taleb knowledge law
We tend to treat our knowledge as personal property to be protected and defended. It is an ornament that allows us to rise in the pecking order.
from Maria on Taleb writing about Umberto Eco’s antilibrary: https://www.brainpickings.org/2015/03/24/umberto-eco-antilibrary/
We tend to treat our knowledge as personal property to be protected and defended. It is an ornament that allows us to rise in the pecking order. So this tendency to offend Eco’s library sensibility by focusing on the known is a human bias that extends to our mental operations. People don’t walk around with anti-résumés telling you what they have not studied or experienced (it’s the job of their competitors to do that), but it would be nice if they did. Just as we need to stand library logic on its head, we will work on standing knowledge itself on its head.
Richard Feynman (@ProfFeynman) tweeted at 11:30 AM – 7 Aug 2019 :

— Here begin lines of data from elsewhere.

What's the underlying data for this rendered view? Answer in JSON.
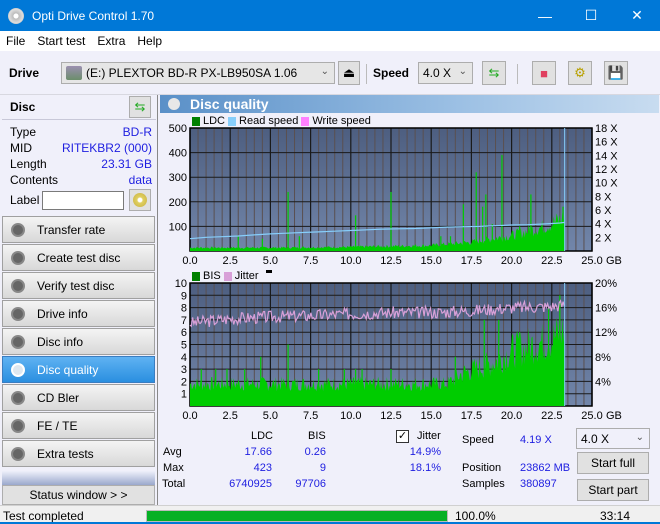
{
  "window": {
    "title": "Opti Drive Control 1.70",
    "minimize": "—",
    "maximize": "☐",
    "close": "✕"
  },
  "menu": [
    "File",
    "Start test",
    "Extra",
    "Help"
  ],
  "toolbar": {
    "drive_label": "Drive",
    "drive_value": "(E:)  PLEXTOR BD-R  PX-LB950SA 1.06",
    "speed_label": "Speed",
    "speed_value": "4.0 X",
    "icons": [
      "eject-icon",
      "refresh-icon",
      "erase-icon",
      "settings-icon",
      "save-icon"
    ]
  },
  "disc": {
    "header": "Disc",
    "rows": [
      {
        "label": "Type",
        "value": "BD-R"
      },
      {
        "label": "MID",
        "value": "RITEKBR2 (000)"
      },
      {
        "label": "Length",
        "value": "23.31 GB"
      },
      {
        "label": "Contents",
        "value": "data"
      }
    ],
    "label_label": "Label",
    "label_value": ""
  },
  "nav": [
    {
      "label": "Transfer rate",
      "active": false
    },
    {
      "label": "Create test disc",
      "active": false
    },
    {
      "label": "Verify test disc",
      "active": false
    },
    {
      "label": "Drive info",
      "active": false
    },
    {
      "label": "Disc info",
      "active": false
    },
    {
      "label": "Disc quality",
      "active": true
    },
    {
      "label": "CD Bler",
      "active": false
    },
    {
      "label": "FE / TE",
      "active": false
    },
    {
      "label": "Extra tests",
      "active": false
    }
  ],
  "status_window_button": "Status window > >",
  "main": {
    "title": "Disc quality",
    "legend_top": [
      {
        "label": "LDC",
        "color": "#008000"
      },
      {
        "label": "Read speed",
        "color": "#87cefa"
      },
      {
        "label": "Write speed",
        "color": "#ff80ff"
      }
    ],
    "legend_bottom": [
      {
        "label": "BIS",
        "color": "#008000"
      },
      {
        "label": "Jitter",
        "color": "#d8a0d8"
      }
    ]
  },
  "chart_data": [
    {
      "type": "bar",
      "title": "LDC / Read speed",
      "xlabel": "GB",
      "xlim": [
        0,
        25
      ],
      "x_ticks": [
        "0.0",
        "2.5",
        "5.0",
        "7.5",
        "10.0",
        "12.5",
        "15.0",
        "17.5",
        "20.0",
        "22.5",
        "25.0"
      ],
      "ylim_left": [
        0,
        500
      ],
      "y_ticks_left": [
        "500",
        "400",
        "300",
        "200",
        "100"
      ],
      "ylim_right": [
        0,
        18
      ],
      "y_ticks_right": [
        "18 X",
        "16 X",
        "14 X",
        "12 X",
        "10 X",
        "8 X",
        "6 X",
        "4 X",
        "2 X"
      ],
      "series": [
        {
          "name": "LDC",
          "color": "#00cc00",
          "baseline": [
            [
              0,
              15
            ],
            [
              5,
              15
            ],
            [
              10,
              18
            ],
            [
              12.5,
              22
            ],
            [
              15,
              25
            ],
            [
              17.5,
              40
            ],
            [
              20,
              70
            ],
            [
              22,
              110
            ],
            [
              23.3,
              150
            ]
          ],
          "spikes": [
            [
              3.0,
              60
            ],
            [
              4.5,
              50
            ],
            [
              6.1,
              240
            ],
            [
              6.8,
              60
            ],
            [
              10.3,
              145
            ],
            [
              12.5,
              240
            ],
            [
              15.6,
              60
            ],
            [
              16.2,
              60
            ],
            [
              17,
              190
            ],
            [
              17.8,
              320
            ],
            [
              18.2,
              180
            ],
            [
              18.4,
              230
            ],
            [
              18.8,
              110
            ],
            [
              19.4,
              390
            ],
            [
              20.5,
              100
            ],
            [
              21.2,
              230
            ],
            [
              23.2,
              180
            ]
          ]
        },
        {
          "name": "Read speed",
          "color": "#87cefa",
          "x": [
            0,
            1,
            2,
            3,
            4,
            5,
            6,
            7,
            8,
            9,
            10,
            11,
            12,
            13,
            14,
            15,
            16,
            17,
            18,
            19,
            20,
            21,
            22,
            23,
            23.3
          ],
          "y": [
            1.8,
            2.0,
            2.1,
            2.2,
            2.35,
            2.5,
            2.6,
            2.7,
            2.8,
            2.9,
            3.0,
            3.1,
            3.2,
            3.25,
            3.3,
            3.4,
            3.5,
            3.55,
            3.6,
            3.7,
            3.8,
            3.85,
            3.95,
            4.1,
            4.19
          ]
        }
      ],
      "max_marker_x": 23.3
    },
    {
      "type": "bar",
      "title": "BIS / Jitter",
      "xlabel": "GB",
      "xlim": [
        0,
        25
      ],
      "x_ticks": [
        "0.0",
        "2.5",
        "5.0",
        "7.5",
        "10.0",
        "12.5",
        "15.0",
        "17.5",
        "20.0",
        "22.5",
        "25.0"
      ],
      "ylim_left": [
        0,
        10
      ],
      "y_ticks_left": [
        "10",
        "9",
        "8",
        "7",
        "6",
        "5",
        "4",
        "3",
        "2",
        "1"
      ],
      "ylim_right": [
        0,
        20
      ],
      "y_ticks_right": [
        "20%",
        "16%",
        "12%",
        "8%",
        "4%"
      ],
      "series": [
        {
          "name": "BIS",
          "color": "#00cc00",
          "baseline": [
            [
              0,
              2
            ],
            [
              12.5,
              2
            ],
            [
              16,
              2
            ],
            [
              17,
              3
            ],
            [
              19,
              4
            ],
            [
              20,
              5
            ],
            [
              22.5,
              6
            ],
            [
              23.3,
              7
            ]
          ],
          "spikes": [
            [
              0.7,
              3
            ],
            [
              1.6,
              3
            ],
            [
              2.3,
              3
            ],
            [
              3.4,
              3
            ],
            [
              4.4,
              4
            ],
            [
              6.1,
              5
            ],
            [
              8,
              3
            ],
            [
              9.6,
              3
            ],
            [
              10.3,
              3
            ],
            [
              10.7,
              3
            ],
            [
              12.5,
              3
            ],
            [
              16.5,
              4
            ],
            [
              18.3,
              7
            ],
            [
              19.2,
              7
            ],
            [
              20.5,
              6
            ],
            [
              22.3,
              8
            ],
            [
              23.0,
              9
            ]
          ]
        },
        {
          "name": "Jitter",
          "color": "#d8a0d8",
          "unit": "%",
          "x": [
            0,
            2.5,
            5,
            7.5,
            10,
            12.5,
            15,
            17.5,
            20,
            22.5,
            23.3
          ],
          "y": [
            13.5,
            14.2,
            14.5,
            14.7,
            15,
            15.2,
            15.2,
            15.5,
            16,
            16.2,
            16.5
          ]
        }
      ],
      "max_marker_x": 23.3
    }
  ],
  "stats": {
    "col_ldc": "LDC",
    "col_bis": "BIS",
    "jitter_label": "Jitter",
    "jitter_checked": true,
    "rows": [
      {
        "label": "Avg",
        "ldc": "17.66",
        "bis": "0.26",
        "jitter": "14.9%"
      },
      {
        "label": "Max",
        "ldc": "423",
        "bis": "9",
        "jitter": "18.1%"
      },
      {
        "label": "Total",
        "ldc": "6740925",
        "bis": "97706",
        "jitter": ""
      }
    ],
    "speed_label": "Speed",
    "speed_value": "4.19 X",
    "position_label": "Position",
    "position_value": "23862 MB",
    "samples_label": "Samples",
    "samples_value": "380897",
    "speed_select": "4.0 X",
    "start_full": "Start full",
    "start_part": "Start part"
  },
  "statusbar": {
    "text": "Test completed",
    "progress_percent": 100.0,
    "progress_label": "100.0%",
    "time": "33:14"
  }
}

Don’t get frightened by not knowing things. I have approximate answers, and possible beliefs, and different degrees of certainty about different things, but I’m not absolutely sure of anything. There are many things I don’t know anything about. It doesn’t frighten me. https://t.co/C32KSH9DsY (http://twitter.com/ProfFeynman/status/1159154910912368640?s=17)
David Weinberger – too big to know – book